    A Rwandan government administrator said a military hospital in Kigali was treating many Rwandan soldiers who were recently wounded while fighting in Congo, but the administrator said he could be jailed for talking about it.
    There seems to be a reinvigorated sense of the longstanding brotherhood between the Congolese rebels, who are mostly ethnic Tutsi, and the Tutsi-led government of Rwanda, which has supported these same rebels in the past.

    The brotherhood is relatively secret for now, just as it was in the late 1990s when Rwanda denied being involved in Congo, only to later admit that it was occupying a vast section of the country. Rwanda’s leaders are vigilant about not endangering their carefully crafted reputation as responsible, development-oriented friends of the West.

    Senior Rwandan officials do not deny that demobilized Rwandan soldiers are fighting in Congo, but they say the soldiers are doing it on their own, without any government backing.

    “They are ordinary citizens, and if their travel documents are in order, they can go ahead and travel,” said Joseph Mutaboba, Rwanda’s special envoy for the Great Lakes region.

    But according to several demobilized soldiers, Rwandan government officials are involved, providing bus fare for the men to travel to Congo and updating the rebel leadership each month on how many fighters from Rwanda are about to come over. Once they get to the rebel camps, the Rwandan veterans said, they flash their Rwandan Army identification cards and then are assigned to a rebel unit.

    “We usually get a promotion,” said one fighter who was recently a corporal in the Rwandan Army and served as a sergeant in the rebel forces last month. He said that he could be severely punished if identified and that Rwandan officials and rebel commanders told the fighters not to say anything about the cooperation.

    Another cause for suspicion is Rwanda’s past plundering of Congo’s rich trove of minerals, going back to the late 1990s when the Rwandan Army seized control of eastern Congo and pumped hundreds of millions of dollars of smuggled coltan, cassiterite and even diamonds back to Rwanda, according to United Nations documents.
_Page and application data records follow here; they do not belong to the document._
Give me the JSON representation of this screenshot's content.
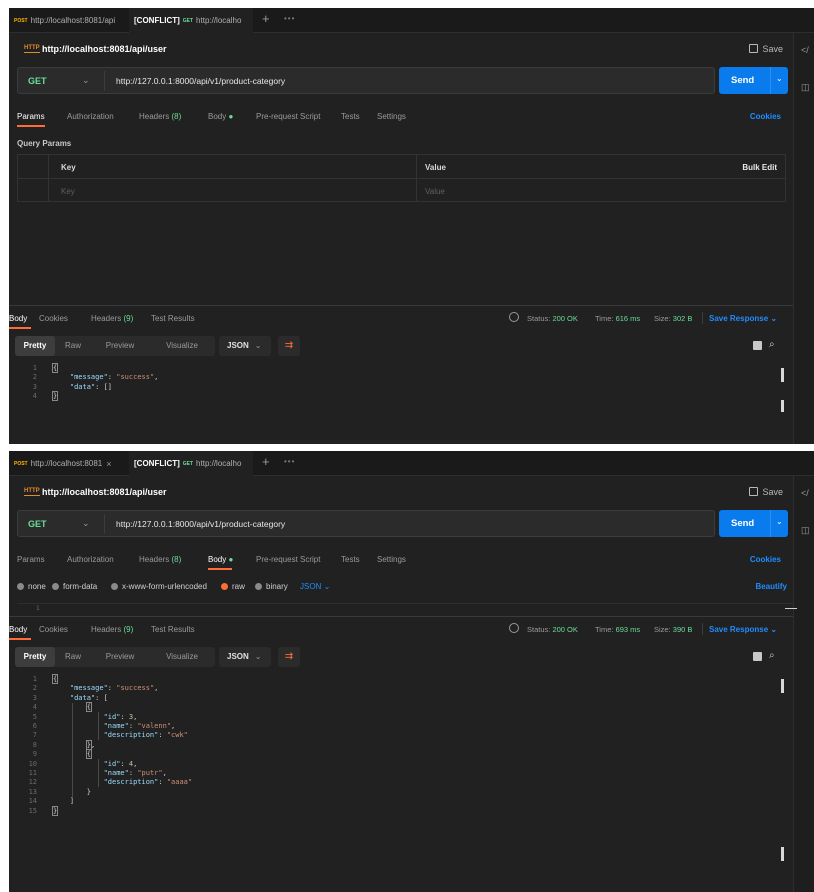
{
  "colors": {
    "accent": "#ff6c37",
    "send": "#097bed",
    "get": "#6bdd9a",
    "post": "#ffb400",
    "link": "#1f8cff",
    "status_ok": "#6bdd9a"
  },
  "icons": {
    "request": "http-icon",
    "save": "save-icon",
    "globe": "globe-icon",
    "copy": "copy-icon",
    "search": "search-icon",
    "wrap": "wrap-lines-icon",
    "code": "code-icon",
    "info": "info-icon"
  },
  "screenshots": [
    {
      "tabs": [
        {
          "method": "POST",
          "url": "http://localhost:8081/api"
        },
        {
          "label": "[CONFLICT]",
          "method": "GET",
          "url": "http://localho"
        }
      ],
      "tab_more": "•••",
      "request_title": "http://localhost:8081/api/user",
      "save_label": "Save",
      "method": "GET",
      "url": "http://127.0.0.1:8000/api/v1/product-category",
      "send_label": "Send",
      "req_tabs": {
        "params": "Params",
        "authorization": "Authorization",
        "headers": "Headers",
        "headers_count": "(8)",
        "body": "Body",
        "pre_request": "Pre-request Script",
        "tests": "Tests",
        "settings": "Settings",
        "cookies": "Cookies"
      },
      "query_params": {
        "title": "Query Params",
        "key_header": "Key",
        "value_header": "Value",
        "bulk_edit": "Bulk Edit",
        "key_placeholder": "Key",
        "value_placeholder": "Value"
      },
      "response": {
        "tabs": {
          "body": "Body",
          "cookies": "Cookies",
          "headers": "Headers",
          "headers_count": "(9)",
          "tests": "Test Results"
        },
        "status_label": "Status:",
        "status": "200 OK",
        "time_label": "Time:",
        "time": "616 ms",
        "size_label": "Size:",
        "size": "302 B",
        "save_response": "Save Response",
        "views": [
          "Pretty",
          "Raw",
          "Preview",
          "Visualize"
        ],
        "format": "JSON",
        "lines": [
          "1",
          "2",
          "3",
          "4"
        ],
        "code": {
          "message_key": "\"message\"",
          "message_val": "\"success\"",
          "data_key": "\"data\"",
          "data_val": "[]"
        }
      }
    },
    {
      "tabs": [
        {
          "method": "POST",
          "url": "http://localhost:8081",
          "close": "×"
        },
        {
          "label": "[CONFLICT]",
          "method": "GET",
          "url": "http://localho"
        }
      ],
      "tab_more": "•••",
      "request_title": "http://localhost:8081/api/user",
      "save_label": "Save",
      "method": "GET",
      "url": "http://127.0.0.1:8000/api/v1/product-category",
      "send_label": "Send",
      "req_tabs": {
        "params": "Params",
        "authorization": "Authorization",
        "headers": "Headers",
        "headers_count": "(8)",
        "body": "Body",
        "pre_request": "Pre-request Script",
        "tests": "Tests",
        "settings": "Settings",
        "cookies": "Cookies"
      },
      "body_modes": {
        "none": "none",
        "form_data": "form-data",
        "urlencoded": "x-www-form-urlencoded",
        "raw": "raw",
        "binary": "binary",
        "json": "JSON",
        "beautify": "Beautify"
      },
      "body_line": "1",
      "response": {
        "tabs": {
          "body": "Body",
          "cookies": "Cookies",
          "headers": "Headers",
          "headers_count": "(9)",
          "tests": "Test Results"
        },
        "status_label": "Status:",
        "status": "200 OK",
        "time_label": "Time:",
        "time": "693 ms",
        "size_label": "Size:",
        "size": "390 B",
        "save_response": "Save Response",
        "views": [
          "Pretty",
          "Raw",
          "Preview",
          "Visualize"
        ],
        "format": "JSON",
        "lines": [
          "1",
          "2",
          "3",
          "4",
          "5",
          "6",
          "7",
          "8",
          "9",
          "10",
          "11",
          "12",
          "13",
          "14",
          "15"
        ],
        "items": [
          {
            "id": "3",
            "name": "\"valenn\"",
            "description": "\"cwk\""
          },
          {
            "id": "4",
            "name": "\"putr\"",
            "description": "\"aaaa\""
          }
        ],
        "code": {
          "message_key": "\"message\"",
          "message_val": "\"success\"",
          "data_key": "\"data\"",
          "id_key": "\"id\"",
          "name_key": "\"name\"",
          "desc_key": "\"description\""
        }
      }
    }
  ]
}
    Many current high-ranking Rwandan officials, including the minister of finance, the ambassador to China and the deputy director of the central bank, were executives at a holding company that a United Nations panel in 2002 implicated in the illicit mineral trade and called to be sanctioned. The officials say that they are no longer part of that company and that the company did nothing wrong. Nonetheless, eastern Congo’s lucrative mineral business still seems to be heavily influenced by ethnic Rwandan businessmen with close ties to Kigali.

    Some of the most powerful players today, like Modeste Makabuza Ngoga, who runs a small empire of coffee, tea, transport and mineral companies in eastern Congo, are part of a Tutsi-dominated triangle involving the Rwandan government, the conflict-driven mineral trade and a powerful rebel movement led by a renegade general, Laurent Nkunda, a former officer in Rwanda’s army.

    More at: http://www.nytimes.com/2008/12/04/world/africa/04congo.html?_r=1&em
     
  2. I am beging to think there are only two opptions to sort out the wole African problem.

    Recollanise with UN sanction.

    Pull out every thing ,UN,NGAs ect and let them get on with it

    In my life time there has never been peace in the area, since the Europeans pulled out, In African history there were lower death rates during collonial times than after they where given independence sad but true.